▼▼▼

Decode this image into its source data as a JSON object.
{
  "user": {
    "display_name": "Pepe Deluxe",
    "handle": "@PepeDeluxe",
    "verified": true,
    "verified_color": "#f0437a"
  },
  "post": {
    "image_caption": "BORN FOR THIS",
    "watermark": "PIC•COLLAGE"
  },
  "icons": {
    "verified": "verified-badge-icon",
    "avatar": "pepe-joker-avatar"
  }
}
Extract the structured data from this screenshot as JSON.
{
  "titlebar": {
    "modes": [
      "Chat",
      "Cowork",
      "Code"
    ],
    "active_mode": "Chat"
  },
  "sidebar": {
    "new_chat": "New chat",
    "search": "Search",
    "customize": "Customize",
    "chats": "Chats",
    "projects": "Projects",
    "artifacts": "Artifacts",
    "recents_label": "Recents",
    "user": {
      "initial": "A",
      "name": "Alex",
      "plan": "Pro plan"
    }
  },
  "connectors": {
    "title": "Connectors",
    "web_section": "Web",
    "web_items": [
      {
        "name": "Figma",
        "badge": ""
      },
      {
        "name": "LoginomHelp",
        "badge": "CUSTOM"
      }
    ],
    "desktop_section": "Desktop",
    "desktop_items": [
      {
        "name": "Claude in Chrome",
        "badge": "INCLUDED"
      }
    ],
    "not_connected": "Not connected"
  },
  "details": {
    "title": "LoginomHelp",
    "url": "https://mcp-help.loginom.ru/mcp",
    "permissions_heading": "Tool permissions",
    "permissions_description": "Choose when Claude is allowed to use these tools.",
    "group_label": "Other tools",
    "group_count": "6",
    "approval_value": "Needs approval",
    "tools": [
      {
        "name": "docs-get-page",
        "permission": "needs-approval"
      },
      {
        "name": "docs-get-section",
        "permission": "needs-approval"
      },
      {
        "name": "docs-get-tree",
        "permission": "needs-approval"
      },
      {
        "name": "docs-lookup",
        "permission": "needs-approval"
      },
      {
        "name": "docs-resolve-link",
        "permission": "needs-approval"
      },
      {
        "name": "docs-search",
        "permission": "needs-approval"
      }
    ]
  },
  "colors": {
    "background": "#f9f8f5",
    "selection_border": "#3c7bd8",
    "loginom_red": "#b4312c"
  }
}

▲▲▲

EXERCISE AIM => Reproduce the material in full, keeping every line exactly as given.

ANSWER SPACE =>
Decode this image into its source data as a JSON object.
{
  "user": {
    "display_name": "Pepe Deluxe",
    "handle": "@PepeDeluxe",
    "verified": true,
    "verified_color": "#f0437a"
  },
  "post": {
    "image_caption": "BORN FOR THIS",
    "watermark": "PIC•COLLAGE"
  },
  "icons": {
    "verified": "verified-badge-icon",
    "avatar": "pepe-joker-avatar"
  }
}
Extract the structured data from this screenshot as JSON.
{
  "titlebar": {
    "modes": [
      "Chat",
      "Cowork",
      "Code"
    ],
    "active_mode": "Chat"
  },
  "sidebar": {
    "new_chat": "New chat",
    "search": "Search",
    "customize": "Customize",
    "chats": "Chats",
    "projects": "Projects",
    "artifacts": "Artifacts",
    "recents_label": "Recents",
    "user": {
      "initial": "A",
      "name": "Alex",
      "plan": "Pro plan"
    }
  },
  "connectors": {
    "title": "Connectors",
    "web_section": "Web",
    "web_items": [
      {
        "name": "Figma",
        "badge": ""
      },
      {
        "name": "LoginomHelp",
        "badge": "CUSTOM"
      }
    ],
    "desktop_section": "Desktop",
    "desktop_items": [
      {
        "name": "Claude in Chrome",
        "badge": "INCLUDED"
      }
    ],
    "not_connected": "Not connected"
  },
  "details": {
    "title": "LoginomHelp",
    "url": "https://mcp-help.loginom.ru/mcp",
    "permissions_heading": "Tool permissions",
    "permissions_description": "Choose when Claude is allowed to use these tools.",
    "group_label": "Other tools",
    "group_count": "6",
    "approval_value": "Needs approval",
    "tools": [
      {
        "name": "docs-get-page",
        "permission": "needs-approval"
      },
      {
        "name": "docs-get-section",
        "permission": "needs-approval"
      },
      {
        "name": "docs-get-tree",
        "permission": "needs-approval"
      },
      {
        "name": "docs-lookup",
        "permission": "needs-approval"
      },
      {
        "name": "docs-resolve-link",
        "permission": "needs-approval"
      },
      {
        "name": "docs-search",
        "permission": "needs-approval"
      }
    ]
  },
  "colors": {
    "background": "#f9f8f5",
    "selection_border": "#3c7bd8",
    "loginom_red": "#b4312c"
  }
}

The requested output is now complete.